In response to a suggestion received, Bank of Upper Canada (Kingston) notes of the 1820 issue have now been listed with and without the “Payable at the Bank of Canada in Montreal” overprint, the latter appearing to be the scarcer. An exciting new discovery, reported by Steven Bell, has been given catalogue listing. It is a most unusual kind of error note, a Banque Nationale $10 of 1897 with the acute accent over the R of PRESIDENT instead of the E. So far, only one example has turned up, but there could be others lying undetected in collections or dealer stocks.
The listings for the International Bank of Canada have been extensively revised in response to two events, the sale of the definitive Charles D. Moore collection in October 2011 and the release of population information for the $1 notes by Cliff Beattie in his address to the 2013 CPMS meeting in Winnipeg. Several International Bank of Canada notes that were once priced in all grades are now shown as “no known issued notes”.
We have expanded the listings to include all notes known to have been issued by the Niagara District Bank, as recorded in ancient bank documents. This was prompted by recent sales of several notes previously thought to be extinct, although most of the newly listed notes still seem to have disappeared without a trace.
Prominent notices have been scattered throughout the book, one making the vitally important point that Charlton prices are inseparably linked to Charlton grading. The other relates to pricing for back proofs, which we do not list separately. Their market values can be calculated as percentages of the corresponding face proof prices.
This book is an indispensable guide to Canadian chartered bank notes and their current market values, but it is also a convenient, encyclopoedic source of information, much of it unavailable from other sources.

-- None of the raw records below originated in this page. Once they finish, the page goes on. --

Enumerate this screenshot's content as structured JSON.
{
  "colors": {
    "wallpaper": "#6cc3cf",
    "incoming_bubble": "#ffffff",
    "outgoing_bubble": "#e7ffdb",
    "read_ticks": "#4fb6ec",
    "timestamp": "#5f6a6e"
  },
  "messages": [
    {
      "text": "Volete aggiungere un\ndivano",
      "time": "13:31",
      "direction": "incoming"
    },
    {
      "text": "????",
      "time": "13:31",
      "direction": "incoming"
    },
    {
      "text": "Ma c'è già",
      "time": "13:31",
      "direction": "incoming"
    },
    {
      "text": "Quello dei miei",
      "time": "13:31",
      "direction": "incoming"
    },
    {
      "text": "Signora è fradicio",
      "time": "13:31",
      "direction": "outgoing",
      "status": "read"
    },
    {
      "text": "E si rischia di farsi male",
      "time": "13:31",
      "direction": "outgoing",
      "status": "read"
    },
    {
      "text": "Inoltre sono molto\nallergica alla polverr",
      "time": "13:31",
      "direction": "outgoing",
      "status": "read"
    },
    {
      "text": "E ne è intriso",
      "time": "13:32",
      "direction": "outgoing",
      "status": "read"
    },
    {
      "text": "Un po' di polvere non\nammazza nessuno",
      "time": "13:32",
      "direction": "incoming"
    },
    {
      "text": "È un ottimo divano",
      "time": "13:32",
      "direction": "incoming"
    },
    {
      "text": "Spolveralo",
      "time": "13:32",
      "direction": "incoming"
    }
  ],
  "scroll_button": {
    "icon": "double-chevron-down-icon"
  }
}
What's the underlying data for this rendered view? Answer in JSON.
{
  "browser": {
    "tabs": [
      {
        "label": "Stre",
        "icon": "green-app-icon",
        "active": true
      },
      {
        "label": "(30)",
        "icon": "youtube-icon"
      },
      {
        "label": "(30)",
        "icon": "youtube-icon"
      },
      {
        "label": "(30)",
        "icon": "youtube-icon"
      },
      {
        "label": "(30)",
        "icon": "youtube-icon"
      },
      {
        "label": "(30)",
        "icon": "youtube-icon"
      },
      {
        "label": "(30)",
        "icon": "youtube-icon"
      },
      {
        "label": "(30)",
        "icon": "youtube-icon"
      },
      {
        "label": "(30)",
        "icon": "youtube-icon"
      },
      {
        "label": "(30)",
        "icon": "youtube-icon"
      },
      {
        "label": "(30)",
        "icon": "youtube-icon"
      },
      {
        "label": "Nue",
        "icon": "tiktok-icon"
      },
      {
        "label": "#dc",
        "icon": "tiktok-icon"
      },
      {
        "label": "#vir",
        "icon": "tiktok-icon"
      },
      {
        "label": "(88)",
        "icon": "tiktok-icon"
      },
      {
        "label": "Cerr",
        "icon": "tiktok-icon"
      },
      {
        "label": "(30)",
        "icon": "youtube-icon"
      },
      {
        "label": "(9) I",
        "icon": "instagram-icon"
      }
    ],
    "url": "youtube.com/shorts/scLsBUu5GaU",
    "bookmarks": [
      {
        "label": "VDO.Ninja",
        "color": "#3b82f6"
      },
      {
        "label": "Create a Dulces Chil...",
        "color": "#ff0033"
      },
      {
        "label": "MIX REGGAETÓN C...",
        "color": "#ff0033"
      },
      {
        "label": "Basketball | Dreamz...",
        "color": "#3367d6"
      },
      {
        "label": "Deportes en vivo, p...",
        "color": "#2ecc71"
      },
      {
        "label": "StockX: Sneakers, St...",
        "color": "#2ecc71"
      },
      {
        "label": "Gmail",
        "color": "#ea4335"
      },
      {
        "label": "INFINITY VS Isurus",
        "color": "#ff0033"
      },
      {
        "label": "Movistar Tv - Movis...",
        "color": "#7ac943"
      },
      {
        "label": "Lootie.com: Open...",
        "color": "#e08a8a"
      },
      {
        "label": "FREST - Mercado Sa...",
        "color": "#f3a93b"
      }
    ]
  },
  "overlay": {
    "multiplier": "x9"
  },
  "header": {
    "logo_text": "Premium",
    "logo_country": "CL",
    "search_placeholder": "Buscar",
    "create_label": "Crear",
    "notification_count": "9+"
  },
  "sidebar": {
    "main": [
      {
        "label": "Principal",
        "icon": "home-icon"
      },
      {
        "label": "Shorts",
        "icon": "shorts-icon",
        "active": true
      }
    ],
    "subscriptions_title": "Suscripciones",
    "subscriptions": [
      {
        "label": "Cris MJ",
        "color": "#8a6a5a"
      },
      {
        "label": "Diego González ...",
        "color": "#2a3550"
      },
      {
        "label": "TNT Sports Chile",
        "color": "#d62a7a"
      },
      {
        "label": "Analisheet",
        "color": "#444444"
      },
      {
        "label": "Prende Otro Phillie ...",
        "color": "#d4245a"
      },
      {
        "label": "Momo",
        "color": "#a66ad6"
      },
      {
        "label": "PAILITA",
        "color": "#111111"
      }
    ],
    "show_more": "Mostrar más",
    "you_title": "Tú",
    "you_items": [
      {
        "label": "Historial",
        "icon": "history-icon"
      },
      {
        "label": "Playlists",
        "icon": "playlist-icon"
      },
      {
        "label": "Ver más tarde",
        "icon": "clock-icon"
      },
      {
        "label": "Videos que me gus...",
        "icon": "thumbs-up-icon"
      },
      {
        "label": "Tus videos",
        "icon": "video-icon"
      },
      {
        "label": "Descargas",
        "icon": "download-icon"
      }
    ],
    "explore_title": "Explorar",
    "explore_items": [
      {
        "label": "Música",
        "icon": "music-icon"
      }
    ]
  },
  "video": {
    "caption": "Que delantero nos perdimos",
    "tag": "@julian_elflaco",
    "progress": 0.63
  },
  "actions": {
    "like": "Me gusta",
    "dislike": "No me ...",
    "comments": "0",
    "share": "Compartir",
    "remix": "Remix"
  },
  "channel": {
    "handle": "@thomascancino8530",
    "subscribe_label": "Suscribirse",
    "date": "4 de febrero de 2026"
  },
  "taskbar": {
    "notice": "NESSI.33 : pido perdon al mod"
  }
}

The Eight Edition of The Charlton Standard Catalogue of Canadian Bank Notes consists of 616 pages, in the same 8 1/2 by 11 format as the previous editions. The retail price is $99.50 in Canada and $99.50 in the United States. It will be available from the publisher, book stores and coin shops across North America.